A hyaline substance is one with a glassy appearance. The word is derived from Greek: ὑάλινος, romanizedhyálinos, lit. 'transparent', and ὕαλος, hýalos, 'crystal, glass'.[1][2]

Histopathology[edit]

In histopathological medical usage, a hyaline substance appears glassy and pink after being stained with haematoxylin and eosin—usually it is an acellular, proteinaceous material. An example is hyaline cartilage, a transparent, glossy articular joint cartilage.[3]

Some mistakenly refer to all hyaline as hyaline cartilage; however, hyaline applies to other material besides the cartilage itself.

Arterial hyaline is seen in aging, high blood pressure, diabetes mellitus and in association with some drugs (e.g. calcineurin inhibitors). It is bright pink with PAS staining.

Ichthyology and entomology[edit]

In ichthyology and entomology, hyaline denotes a colorless, transparent substance, such as unpigmented fins of fishes or clear insect wings.[4]

Botany[edit]

In botany hyaline refers to thin and translucent plant parts, such as the margins of some sepals, bracts and leaves.

See also[edit]

References[edit]

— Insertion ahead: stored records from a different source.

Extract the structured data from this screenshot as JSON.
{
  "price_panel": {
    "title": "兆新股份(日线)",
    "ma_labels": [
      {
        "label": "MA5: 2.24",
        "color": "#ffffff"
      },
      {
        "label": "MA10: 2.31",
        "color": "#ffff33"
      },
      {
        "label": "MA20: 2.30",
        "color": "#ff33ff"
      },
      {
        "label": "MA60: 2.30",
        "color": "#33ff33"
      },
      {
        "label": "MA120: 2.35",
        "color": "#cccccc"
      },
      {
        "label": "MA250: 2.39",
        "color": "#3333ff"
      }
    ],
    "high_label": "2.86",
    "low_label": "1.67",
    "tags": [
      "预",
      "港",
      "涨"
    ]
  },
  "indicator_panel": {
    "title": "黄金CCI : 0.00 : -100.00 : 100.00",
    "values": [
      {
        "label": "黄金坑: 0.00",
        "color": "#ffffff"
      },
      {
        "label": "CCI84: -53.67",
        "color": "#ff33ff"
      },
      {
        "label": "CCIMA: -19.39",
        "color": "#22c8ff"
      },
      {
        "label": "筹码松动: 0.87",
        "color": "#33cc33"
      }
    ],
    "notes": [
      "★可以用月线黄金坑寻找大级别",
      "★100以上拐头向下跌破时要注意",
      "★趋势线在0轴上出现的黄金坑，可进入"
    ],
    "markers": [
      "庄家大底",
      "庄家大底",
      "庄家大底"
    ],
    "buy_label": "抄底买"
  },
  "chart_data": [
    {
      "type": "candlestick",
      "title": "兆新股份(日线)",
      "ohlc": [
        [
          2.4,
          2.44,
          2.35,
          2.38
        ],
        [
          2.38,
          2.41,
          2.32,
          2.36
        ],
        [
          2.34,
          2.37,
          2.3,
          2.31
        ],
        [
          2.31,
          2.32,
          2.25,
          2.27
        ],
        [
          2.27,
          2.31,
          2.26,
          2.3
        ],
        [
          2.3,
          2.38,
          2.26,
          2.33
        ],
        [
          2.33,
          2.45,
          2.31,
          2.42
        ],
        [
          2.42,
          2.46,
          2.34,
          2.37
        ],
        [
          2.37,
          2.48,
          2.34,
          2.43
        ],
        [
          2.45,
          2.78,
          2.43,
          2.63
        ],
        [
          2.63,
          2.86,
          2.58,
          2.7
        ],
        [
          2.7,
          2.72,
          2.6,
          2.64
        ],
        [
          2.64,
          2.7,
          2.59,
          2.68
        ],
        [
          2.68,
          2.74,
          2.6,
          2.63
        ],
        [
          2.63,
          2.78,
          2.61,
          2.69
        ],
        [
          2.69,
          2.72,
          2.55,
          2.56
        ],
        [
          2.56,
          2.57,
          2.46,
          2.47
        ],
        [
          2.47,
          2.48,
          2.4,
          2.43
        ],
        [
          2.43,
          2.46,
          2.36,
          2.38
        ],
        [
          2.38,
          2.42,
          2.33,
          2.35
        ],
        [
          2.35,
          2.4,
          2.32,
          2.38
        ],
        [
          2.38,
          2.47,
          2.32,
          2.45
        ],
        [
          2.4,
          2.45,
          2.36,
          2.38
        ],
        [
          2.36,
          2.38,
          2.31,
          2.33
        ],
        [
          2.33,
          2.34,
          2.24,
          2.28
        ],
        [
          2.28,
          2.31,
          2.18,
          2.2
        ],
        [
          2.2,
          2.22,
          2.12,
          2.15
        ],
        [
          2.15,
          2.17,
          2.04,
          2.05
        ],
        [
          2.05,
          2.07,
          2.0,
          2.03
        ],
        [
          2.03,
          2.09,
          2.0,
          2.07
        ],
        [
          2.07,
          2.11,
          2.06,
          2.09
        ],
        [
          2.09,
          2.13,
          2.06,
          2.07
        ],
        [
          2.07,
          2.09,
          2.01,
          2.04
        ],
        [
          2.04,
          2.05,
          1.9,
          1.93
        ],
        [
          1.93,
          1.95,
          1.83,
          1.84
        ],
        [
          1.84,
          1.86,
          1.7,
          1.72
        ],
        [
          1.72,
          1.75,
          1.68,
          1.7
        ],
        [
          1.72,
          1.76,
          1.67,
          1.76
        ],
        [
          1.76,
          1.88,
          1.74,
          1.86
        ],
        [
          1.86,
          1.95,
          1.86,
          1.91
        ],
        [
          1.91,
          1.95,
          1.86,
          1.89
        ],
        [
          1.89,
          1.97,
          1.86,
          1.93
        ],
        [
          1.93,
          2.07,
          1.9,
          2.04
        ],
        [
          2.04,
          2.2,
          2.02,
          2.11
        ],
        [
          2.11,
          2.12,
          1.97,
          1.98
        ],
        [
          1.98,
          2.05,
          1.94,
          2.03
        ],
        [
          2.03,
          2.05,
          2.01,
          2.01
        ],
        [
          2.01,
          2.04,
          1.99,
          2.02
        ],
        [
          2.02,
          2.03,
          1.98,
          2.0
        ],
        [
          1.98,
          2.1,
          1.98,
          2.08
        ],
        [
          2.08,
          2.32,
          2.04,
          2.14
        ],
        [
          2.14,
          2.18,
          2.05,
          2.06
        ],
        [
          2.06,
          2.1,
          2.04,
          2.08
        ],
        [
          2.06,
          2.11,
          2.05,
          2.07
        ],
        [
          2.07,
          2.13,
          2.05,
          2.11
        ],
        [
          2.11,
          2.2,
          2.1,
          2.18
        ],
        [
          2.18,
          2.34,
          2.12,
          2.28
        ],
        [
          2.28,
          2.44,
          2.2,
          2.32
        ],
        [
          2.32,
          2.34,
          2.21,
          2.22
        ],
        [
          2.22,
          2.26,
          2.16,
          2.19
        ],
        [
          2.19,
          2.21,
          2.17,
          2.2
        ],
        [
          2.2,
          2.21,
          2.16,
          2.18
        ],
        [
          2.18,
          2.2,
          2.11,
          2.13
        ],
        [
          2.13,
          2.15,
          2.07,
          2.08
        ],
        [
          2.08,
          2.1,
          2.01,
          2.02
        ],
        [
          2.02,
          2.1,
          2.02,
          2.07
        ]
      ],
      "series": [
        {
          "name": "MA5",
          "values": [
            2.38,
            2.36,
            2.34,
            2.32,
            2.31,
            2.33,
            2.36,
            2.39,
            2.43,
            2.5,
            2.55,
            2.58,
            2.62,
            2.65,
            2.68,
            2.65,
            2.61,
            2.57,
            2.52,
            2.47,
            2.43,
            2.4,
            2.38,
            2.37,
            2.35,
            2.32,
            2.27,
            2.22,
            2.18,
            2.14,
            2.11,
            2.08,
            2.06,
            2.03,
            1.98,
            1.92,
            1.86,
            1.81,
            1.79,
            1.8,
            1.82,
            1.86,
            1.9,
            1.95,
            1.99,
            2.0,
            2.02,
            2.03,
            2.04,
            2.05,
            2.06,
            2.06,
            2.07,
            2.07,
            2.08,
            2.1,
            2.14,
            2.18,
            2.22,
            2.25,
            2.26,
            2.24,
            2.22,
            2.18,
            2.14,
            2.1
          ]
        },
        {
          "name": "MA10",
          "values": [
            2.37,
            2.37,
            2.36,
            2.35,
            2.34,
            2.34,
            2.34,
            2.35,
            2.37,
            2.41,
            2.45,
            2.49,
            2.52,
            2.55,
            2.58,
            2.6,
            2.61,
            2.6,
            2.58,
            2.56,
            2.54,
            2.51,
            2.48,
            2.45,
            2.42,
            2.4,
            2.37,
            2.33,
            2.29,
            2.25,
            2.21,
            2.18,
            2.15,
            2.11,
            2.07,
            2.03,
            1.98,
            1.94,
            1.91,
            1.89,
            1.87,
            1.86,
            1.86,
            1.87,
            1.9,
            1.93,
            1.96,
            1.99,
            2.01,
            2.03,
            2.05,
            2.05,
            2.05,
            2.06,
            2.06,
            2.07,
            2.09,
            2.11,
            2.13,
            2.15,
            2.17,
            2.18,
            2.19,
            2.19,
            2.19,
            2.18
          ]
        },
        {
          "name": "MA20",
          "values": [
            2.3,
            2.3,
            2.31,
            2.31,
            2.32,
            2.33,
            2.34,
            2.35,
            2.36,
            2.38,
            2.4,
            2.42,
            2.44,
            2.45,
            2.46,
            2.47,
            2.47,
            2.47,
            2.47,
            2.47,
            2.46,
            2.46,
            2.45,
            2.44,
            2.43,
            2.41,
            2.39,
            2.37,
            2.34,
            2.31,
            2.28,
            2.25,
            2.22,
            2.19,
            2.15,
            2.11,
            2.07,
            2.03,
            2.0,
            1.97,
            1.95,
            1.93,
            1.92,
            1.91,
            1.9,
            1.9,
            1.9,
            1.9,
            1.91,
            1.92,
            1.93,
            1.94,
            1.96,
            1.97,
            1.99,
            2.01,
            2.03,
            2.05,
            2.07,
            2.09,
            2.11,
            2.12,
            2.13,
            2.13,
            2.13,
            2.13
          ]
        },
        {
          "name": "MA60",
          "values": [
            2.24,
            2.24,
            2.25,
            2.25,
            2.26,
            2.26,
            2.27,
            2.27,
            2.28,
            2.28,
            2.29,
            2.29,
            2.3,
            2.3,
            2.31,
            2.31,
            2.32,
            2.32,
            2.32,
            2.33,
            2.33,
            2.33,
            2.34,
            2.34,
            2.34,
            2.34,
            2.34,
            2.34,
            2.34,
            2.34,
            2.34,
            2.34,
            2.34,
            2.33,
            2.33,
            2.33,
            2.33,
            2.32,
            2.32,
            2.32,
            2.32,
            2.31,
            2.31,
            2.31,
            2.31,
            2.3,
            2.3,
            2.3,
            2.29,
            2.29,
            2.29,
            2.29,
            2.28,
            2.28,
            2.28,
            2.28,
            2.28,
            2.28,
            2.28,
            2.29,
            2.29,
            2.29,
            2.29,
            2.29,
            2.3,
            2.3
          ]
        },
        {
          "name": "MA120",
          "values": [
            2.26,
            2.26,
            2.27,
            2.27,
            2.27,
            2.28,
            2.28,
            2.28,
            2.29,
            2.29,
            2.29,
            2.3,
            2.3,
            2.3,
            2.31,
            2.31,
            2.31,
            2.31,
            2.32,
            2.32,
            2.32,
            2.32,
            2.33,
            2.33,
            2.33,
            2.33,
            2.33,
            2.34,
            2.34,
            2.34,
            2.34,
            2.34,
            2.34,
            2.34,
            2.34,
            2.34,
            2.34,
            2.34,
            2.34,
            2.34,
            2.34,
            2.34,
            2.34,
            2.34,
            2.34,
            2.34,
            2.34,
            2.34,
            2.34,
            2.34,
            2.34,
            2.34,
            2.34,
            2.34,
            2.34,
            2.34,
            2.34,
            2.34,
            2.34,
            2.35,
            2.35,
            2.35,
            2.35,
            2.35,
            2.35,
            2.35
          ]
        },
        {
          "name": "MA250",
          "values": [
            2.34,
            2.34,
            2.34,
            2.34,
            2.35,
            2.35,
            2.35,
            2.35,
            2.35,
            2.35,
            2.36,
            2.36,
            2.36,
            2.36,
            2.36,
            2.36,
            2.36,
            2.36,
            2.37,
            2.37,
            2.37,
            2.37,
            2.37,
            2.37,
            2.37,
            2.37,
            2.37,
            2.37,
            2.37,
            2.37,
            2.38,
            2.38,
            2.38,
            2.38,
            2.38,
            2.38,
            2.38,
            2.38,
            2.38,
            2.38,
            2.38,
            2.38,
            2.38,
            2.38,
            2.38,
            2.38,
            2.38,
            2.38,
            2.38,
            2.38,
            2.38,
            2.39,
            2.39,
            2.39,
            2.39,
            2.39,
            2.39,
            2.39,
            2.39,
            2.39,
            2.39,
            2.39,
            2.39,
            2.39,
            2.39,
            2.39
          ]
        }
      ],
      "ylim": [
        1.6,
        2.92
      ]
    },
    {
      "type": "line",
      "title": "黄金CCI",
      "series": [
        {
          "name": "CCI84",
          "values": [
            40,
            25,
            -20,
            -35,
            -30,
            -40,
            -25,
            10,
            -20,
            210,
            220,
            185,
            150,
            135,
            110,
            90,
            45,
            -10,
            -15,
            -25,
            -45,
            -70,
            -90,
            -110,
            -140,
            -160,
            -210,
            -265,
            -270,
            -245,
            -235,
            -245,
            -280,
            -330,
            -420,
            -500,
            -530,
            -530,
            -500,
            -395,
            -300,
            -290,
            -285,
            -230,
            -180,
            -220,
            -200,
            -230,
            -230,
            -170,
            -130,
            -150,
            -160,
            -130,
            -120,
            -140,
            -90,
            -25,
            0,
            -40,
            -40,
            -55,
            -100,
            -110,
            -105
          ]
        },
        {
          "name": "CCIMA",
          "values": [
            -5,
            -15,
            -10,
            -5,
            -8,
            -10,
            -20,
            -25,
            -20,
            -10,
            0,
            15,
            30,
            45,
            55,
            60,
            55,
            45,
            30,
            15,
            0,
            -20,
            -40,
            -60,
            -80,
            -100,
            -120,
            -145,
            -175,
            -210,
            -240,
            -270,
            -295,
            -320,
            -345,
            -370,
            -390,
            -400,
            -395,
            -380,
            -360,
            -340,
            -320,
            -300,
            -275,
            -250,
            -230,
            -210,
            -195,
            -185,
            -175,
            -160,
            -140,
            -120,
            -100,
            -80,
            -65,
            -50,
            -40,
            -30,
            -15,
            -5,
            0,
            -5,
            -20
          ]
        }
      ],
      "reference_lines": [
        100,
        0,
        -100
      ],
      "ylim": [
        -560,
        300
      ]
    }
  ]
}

  1. ^ IMA Mycological Glossary: Hyaline.
  2. ^ Hyaline definition in Merriam Webster Dictionary
  3. ^ Adele, Knibbs (2003). "The Leeds Histology Guide". Retrieved 27 October 2018.
  4. ^ Resh, Vincent H. and R. T. Cardé, Eds. Encyclopedia of Insects, Elsevier 2003.
  • Taber's Cyclopedic Medical Dictionary, 19th Edition. Donald Venes ed. 1997 F.A. Davis. Page 1008.